Go through the listing beneath this task and return every line that carries the string "Display".

════════════════

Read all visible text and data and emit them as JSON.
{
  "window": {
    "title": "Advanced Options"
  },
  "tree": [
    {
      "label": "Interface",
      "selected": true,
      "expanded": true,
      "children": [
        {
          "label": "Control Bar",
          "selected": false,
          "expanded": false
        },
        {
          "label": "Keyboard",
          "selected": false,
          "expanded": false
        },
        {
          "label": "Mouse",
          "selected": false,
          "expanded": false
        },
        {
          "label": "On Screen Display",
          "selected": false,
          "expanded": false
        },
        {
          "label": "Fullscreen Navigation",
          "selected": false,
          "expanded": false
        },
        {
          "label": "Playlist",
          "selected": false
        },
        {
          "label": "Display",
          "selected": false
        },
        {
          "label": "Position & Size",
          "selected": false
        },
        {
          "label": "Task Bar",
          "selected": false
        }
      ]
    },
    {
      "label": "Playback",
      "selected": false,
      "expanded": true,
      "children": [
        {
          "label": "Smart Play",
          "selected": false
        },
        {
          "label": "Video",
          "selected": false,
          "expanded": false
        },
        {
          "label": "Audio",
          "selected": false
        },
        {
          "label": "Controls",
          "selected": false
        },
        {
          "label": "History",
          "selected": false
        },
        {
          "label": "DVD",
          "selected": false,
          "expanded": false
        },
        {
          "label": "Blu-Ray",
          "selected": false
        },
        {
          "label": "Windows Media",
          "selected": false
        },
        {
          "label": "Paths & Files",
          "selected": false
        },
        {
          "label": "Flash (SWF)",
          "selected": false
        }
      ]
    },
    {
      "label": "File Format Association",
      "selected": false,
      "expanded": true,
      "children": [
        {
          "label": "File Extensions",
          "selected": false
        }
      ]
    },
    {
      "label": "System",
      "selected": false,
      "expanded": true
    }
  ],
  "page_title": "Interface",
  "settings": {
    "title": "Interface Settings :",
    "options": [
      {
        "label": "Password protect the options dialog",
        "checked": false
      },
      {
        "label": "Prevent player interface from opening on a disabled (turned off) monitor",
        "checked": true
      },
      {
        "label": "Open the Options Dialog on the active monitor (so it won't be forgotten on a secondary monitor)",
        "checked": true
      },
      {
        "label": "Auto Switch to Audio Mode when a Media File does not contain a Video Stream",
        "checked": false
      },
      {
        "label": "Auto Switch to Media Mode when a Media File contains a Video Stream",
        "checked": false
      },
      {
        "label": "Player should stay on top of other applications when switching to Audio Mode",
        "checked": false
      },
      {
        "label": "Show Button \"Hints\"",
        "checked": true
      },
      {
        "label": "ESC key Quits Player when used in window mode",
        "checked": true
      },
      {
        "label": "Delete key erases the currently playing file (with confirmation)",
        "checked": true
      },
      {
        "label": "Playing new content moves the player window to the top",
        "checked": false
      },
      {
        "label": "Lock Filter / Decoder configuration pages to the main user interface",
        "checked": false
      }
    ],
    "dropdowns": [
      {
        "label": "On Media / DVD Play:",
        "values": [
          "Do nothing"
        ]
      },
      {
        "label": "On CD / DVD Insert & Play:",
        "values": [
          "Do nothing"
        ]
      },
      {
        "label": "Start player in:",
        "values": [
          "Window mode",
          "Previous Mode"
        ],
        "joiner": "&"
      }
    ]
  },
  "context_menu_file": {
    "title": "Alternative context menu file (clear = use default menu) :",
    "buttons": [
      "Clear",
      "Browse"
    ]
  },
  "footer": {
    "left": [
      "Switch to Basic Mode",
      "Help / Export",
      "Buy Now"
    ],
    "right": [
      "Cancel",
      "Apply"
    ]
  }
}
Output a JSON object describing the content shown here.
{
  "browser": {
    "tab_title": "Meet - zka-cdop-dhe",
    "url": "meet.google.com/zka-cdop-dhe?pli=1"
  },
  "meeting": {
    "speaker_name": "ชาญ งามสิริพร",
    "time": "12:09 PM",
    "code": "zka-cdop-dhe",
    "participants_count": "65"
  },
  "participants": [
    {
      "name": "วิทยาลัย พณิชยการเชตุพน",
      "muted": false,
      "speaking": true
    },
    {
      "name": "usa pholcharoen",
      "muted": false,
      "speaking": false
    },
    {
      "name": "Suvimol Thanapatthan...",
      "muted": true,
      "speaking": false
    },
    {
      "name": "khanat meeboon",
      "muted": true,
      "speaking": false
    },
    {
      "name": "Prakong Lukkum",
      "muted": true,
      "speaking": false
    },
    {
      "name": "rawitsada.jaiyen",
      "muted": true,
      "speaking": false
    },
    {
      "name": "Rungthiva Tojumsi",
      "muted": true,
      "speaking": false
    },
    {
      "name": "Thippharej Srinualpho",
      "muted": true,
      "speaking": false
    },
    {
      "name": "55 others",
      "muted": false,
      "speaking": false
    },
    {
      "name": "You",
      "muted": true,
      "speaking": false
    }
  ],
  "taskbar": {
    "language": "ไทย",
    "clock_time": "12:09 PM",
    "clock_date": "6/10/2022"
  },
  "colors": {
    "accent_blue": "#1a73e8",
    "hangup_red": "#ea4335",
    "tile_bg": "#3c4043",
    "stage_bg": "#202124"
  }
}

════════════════

_RESULT FOR THIS EXERCISE_
          "label": "On Screen Display",
          "label": "Display",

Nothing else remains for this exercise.